▶ [WHAT YOU WILL DO]
The entries that follow should be duplicated in full, without a single alteration.
^^^^
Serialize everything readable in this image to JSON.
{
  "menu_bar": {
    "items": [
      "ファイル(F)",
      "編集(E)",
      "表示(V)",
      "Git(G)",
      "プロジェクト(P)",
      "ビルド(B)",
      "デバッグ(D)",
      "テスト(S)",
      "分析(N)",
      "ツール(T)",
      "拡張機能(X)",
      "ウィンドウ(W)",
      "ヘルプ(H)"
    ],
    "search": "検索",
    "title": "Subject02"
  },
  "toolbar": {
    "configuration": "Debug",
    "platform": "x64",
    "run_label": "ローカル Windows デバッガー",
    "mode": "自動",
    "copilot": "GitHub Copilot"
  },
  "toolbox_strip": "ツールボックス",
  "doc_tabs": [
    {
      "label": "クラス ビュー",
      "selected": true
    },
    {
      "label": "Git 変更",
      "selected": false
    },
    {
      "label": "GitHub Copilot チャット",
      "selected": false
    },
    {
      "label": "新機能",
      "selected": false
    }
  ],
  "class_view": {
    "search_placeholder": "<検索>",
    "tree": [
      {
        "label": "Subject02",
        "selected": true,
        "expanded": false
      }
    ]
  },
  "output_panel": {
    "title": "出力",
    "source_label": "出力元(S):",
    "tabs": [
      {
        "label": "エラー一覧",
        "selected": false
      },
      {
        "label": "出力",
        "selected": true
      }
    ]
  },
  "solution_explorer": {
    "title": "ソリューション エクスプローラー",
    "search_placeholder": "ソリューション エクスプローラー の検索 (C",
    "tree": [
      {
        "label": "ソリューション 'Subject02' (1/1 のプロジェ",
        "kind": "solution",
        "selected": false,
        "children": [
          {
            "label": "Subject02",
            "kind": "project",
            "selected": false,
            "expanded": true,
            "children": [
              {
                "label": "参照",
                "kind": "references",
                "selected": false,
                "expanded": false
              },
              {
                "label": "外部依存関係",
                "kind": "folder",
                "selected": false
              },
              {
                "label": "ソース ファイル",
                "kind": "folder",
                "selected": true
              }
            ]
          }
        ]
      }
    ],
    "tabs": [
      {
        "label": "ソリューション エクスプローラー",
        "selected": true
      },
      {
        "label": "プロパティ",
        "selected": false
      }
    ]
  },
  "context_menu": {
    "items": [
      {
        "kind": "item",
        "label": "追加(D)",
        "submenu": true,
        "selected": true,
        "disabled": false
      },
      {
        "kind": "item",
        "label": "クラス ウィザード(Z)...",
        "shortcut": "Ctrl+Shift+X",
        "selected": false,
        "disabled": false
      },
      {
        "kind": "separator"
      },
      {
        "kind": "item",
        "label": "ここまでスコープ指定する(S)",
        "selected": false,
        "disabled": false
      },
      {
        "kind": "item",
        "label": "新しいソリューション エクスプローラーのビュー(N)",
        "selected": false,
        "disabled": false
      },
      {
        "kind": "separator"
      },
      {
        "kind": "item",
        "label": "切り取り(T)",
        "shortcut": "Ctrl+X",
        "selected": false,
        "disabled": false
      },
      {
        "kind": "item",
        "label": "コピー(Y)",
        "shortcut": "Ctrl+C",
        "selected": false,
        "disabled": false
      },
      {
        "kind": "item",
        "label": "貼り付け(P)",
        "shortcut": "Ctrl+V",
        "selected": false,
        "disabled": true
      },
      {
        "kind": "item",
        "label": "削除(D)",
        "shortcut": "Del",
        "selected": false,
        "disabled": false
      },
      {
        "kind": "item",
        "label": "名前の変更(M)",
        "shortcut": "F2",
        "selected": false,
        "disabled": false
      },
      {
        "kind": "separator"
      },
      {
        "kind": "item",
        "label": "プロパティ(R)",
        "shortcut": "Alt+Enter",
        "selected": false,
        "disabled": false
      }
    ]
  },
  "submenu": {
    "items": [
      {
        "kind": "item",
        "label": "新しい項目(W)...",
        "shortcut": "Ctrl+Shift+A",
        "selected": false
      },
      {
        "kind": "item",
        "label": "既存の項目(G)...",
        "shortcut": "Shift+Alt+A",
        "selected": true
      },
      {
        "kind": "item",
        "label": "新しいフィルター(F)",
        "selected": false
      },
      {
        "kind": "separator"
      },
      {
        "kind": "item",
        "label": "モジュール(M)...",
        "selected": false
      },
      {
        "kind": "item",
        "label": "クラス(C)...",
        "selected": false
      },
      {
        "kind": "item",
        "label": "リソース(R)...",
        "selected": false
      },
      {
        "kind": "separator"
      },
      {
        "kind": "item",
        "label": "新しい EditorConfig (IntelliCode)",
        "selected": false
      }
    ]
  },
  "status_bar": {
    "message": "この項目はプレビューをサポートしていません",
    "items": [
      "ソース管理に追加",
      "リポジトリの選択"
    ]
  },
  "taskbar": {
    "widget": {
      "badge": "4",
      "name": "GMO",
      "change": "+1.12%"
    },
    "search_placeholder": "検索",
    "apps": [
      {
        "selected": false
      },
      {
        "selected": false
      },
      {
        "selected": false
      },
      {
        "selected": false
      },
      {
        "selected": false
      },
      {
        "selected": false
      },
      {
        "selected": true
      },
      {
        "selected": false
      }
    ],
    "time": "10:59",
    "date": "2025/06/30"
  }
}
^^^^
▶ [YOUR SOLUTION]
Serialize everything readable in this image to JSON.
{
  "menu_bar": {
    "items": [
      "ファイル(F)",
      "編集(E)",
      "表示(V)",
      "Git(G)",
      "プロジェクト(P)",
      "ビルド(B)",
      "デバッグ(D)",
      "テスト(S)",
      "分析(N)",
      "ツール(T)",
      "拡張機能(X)",
      "ウィンドウ(W)",
      "ヘルプ(H)"
    ],
    "search": "検索",
    "title": "Subject02"
  },
  "toolbar": {
    "configuration": "Debug",
    "platform": "x64",
    "run_label": "ローカル Windows デバッガー",
    "mode": "自動",
    "copilot": "GitHub Copilot"
  },
  "toolbox_strip": "ツールボックス",
  "doc_tabs": [
    {
      "label": "クラス ビュー",
      "selected": true
    },
    {
      "label": "Git 変更",
      "selected": false
    },
    {
      "label": "GitHub Copilot チャット",
      "selected": false
    },
    {
      "label": "新機能",
      "selected": false
    }
  ],
  "class_view": {
    "search_placeholder": "<検索>",
    "tree": [
      {
        "label": "Subject02",
        "selected": true,
        "expanded": false
      }
    ]
  },
  "output_panel": {
    "title": "出力",
    "source_label": "出力元(S):",
    "tabs": [
      {
        "label": "エラー一覧",
        "selected": false
      },
      {
        "label": "出力",
        "selected": true
      }
    ]
  },
  "solution_explorer": {
    "title": "ソリューション エクスプローラー",
    "search_placeholder": "ソリューション エクスプローラー の検索 (C",
    "tree": [
      {
        "label": "ソリューション 'Subject02' (1/1 のプロジェ",
        "kind": "solution",
        "selected": false,
        "children": [
          {
            "label": "Subject02",
            "kind": "project",
            "selected": false,
            "expanded": true,
            "children": [
              {
                "label": "参照",
                "kind": "references",
                "selected": false,
                "expanded": false
              },
              {
                "label": "外部依存関係",
                "kind": "folder",
                "selected": false
              },
              {
                "label": "ソース ファイル",
                "kind": "folder",
                "selected": true
              }
            ]
          }
        ]
      }
    ],
    "tabs": [
      {
        "label": "ソリューション エクスプローラー",
        "selected": true
      },
      {
        "label": "プロパティ",
        "selected": false
      }
    ]
  },
  "context_menu": {
    "items": [
      {
        "kind": "item",
        "label": "追加(D)",
        "submenu": true,
        "selected": true,
        "disabled": false
      },
      {
        "kind": "item",
        "label": "クラス ウィザード(Z)...",
        "shortcut": "Ctrl+Shift+X",
        "selected": false,
        "disabled": false
      },
      {
        "kind": "separator"
      },
      {
        "kind": "item",
        "label": "ここまでスコープ指定する(S)",
        "selected": false,
        "disabled": false
      },
      {
        "kind": "item",
        "label": "新しいソリューション エクスプローラーのビュー(N)",
        "selected": false,
        "disabled": false
      },
      {
        "kind": "separator"
      },
      {
        "kind": "item",
        "label": "切り取り(T)",
        "shortcut": "Ctrl+X",
        "selected": false,
        "disabled": false
      },
      {
        "kind": "item",
        "label": "コピー(Y)",
        "shortcut": "Ctrl+C",
        "selected": false,
        "disabled": false
      },
      {
        "kind": "item",
        "label": "貼り付け(P)",
        "shortcut": "Ctrl+V",
        "selected": false,
        "disabled": true
      },
      {
        "kind": "item",
        "label": "削除(D)",
        "shortcut": "Del",
        "selected": false,
        "disabled": false
      },
      {
        "kind": "item",
        "label": "名前の変更(M)",
        "shortcut": "F2",
        "selected": false,
        "disabled": false
      },
      {
        "kind": "separator"
      },
      {
        "kind": "item",
        "label": "プロパティ(R)",
        "shortcut": "Alt+Enter",
        "selected": false,
        "disabled": false
      }
    ]
  },
  "submenu": {
    "items": [
      {
        "kind": "item",
        "label": "新しい項目(W)...",
        "shortcut": "Ctrl+Shift+A",
        "selected": false
      },
      {
        "kind": "item",
        "label": "既存の項目(G)...",
        "shortcut": "Shift+Alt+A",
        "selected": true
      },
      {
        "kind": "item",
        "label": "新しいフィルター(F)",
        "selected": false
      },
      {
        "kind": "separator"
      },
      {
        "kind": "item",
        "label": "モジュール(M)...",
        "selected": false
      },
      {
        "kind": "item",
        "label": "クラス(C)...",
        "selected": false
      },
      {
        "kind": "item",
        "label": "リソース(R)...",
        "selected": false
      },
      {
        "kind": "separator"
      },
      {
        "kind": "item",
        "label": "新しい EditorConfig (IntelliCode)",
        "selected": false
      }
    ]
  },
  "status_bar": {
    "message": "この項目はプレビューをサポートしていません",
    "items": [
      "ソース管理に追加",
      "リポジトリの選択"
    ]
  },
  "taskbar": {
    "widget": {
      "badge": "4",
      "name": "GMO",
      "change": "+1.12%"
    },
    "search_placeholder": "検索",
    "apps": [
      {
        "selected": false
      },
      {
        "selected": false
      },
      {
        "selected": false
      },
      {
        "selected": false
      },
      {
        "selected": false
      },
      {
        "selected": false
      },
      {
        "selected": true
      },
      {
        "selected": false
      }
    ],
    "time": "10:59",
    "date": "2025/06/30"
  }
}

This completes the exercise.